═══ Raw data
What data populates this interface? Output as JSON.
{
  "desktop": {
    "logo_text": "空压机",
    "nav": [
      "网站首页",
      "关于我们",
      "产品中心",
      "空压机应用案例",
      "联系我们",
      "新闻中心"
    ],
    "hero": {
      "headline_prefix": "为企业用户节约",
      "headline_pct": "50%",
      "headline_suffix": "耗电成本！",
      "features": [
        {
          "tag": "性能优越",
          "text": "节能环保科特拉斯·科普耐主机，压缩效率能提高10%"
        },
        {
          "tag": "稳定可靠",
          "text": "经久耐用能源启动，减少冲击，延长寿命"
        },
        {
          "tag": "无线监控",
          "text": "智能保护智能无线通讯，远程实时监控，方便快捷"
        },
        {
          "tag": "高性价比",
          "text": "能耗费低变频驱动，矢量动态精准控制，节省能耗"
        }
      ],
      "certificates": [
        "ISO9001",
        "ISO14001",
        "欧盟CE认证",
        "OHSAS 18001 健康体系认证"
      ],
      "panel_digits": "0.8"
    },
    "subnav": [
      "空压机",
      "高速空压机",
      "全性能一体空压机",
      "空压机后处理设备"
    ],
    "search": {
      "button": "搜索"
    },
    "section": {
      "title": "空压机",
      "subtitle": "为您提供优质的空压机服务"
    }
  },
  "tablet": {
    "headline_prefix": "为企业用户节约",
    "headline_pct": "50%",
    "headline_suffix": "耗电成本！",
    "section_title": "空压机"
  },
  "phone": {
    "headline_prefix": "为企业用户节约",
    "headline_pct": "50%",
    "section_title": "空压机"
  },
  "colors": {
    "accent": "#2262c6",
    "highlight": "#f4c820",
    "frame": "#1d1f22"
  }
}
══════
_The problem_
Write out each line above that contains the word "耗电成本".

_Response to the exercise_
      "headline_suffix": "耗电成本！",
    "headline_suffix": "耗电成本！",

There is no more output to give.